--- EXTRACTED INFORMATION ---

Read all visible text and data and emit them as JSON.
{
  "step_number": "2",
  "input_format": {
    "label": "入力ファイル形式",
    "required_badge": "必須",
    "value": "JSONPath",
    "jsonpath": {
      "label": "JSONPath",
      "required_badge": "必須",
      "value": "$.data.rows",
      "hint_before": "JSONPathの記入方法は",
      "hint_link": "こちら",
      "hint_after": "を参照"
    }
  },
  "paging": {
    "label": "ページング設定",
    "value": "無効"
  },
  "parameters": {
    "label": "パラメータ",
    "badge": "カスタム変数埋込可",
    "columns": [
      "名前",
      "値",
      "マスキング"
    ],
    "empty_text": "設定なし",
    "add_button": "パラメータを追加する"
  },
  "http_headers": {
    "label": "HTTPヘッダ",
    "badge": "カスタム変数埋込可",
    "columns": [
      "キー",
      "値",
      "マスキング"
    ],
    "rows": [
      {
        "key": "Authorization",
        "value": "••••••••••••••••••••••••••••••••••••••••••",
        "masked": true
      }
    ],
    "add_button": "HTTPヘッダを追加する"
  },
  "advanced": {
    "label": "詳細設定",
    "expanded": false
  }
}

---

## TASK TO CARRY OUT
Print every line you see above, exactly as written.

## WRITTEN ANSWER
Read all visible text and data and emit them as JSON.
{
  "step_number": "2",
  "input_format": {
    "label": "入力ファイル形式",
    "required_badge": "必須",
    "value": "JSONPath",
    "jsonpath": {
      "label": "JSONPath",
      "required_badge": "必須",
      "value": "$.data.rows",
      "hint_before": "JSONPathの記入方法は",
      "hint_link": "こちら",
      "hint_after": "を参照"
    }
  },
  "paging": {
    "label": "ページング設定",
    "value": "無効"
  },
  "parameters": {
    "label": "パラメータ",
    "badge": "カスタム変数埋込可",
    "columns": [
      "名前",
      "値",
      "マスキング"
    ],
    "empty_text": "設定なし",
    "add_button": "パラメータを追加する"
  },
  "http_headers": {
    "label": "HTTPヘッダ",
    "badge": "カスタム変数埋込可",
    "columns": [
      "キー",
      "値",
      "マスキング"
    ],
    "rows": [
      {
        "key": "Authorization",
        "value": "••••••••••••••••••••••••••••••••••••••••••",
        "masked": true
      }
    ],
    "add_button": "HTTPヘッダを追加する"
  },
  "advanced": {
    "label": "詳細設定",
    "expanded": false
  }
}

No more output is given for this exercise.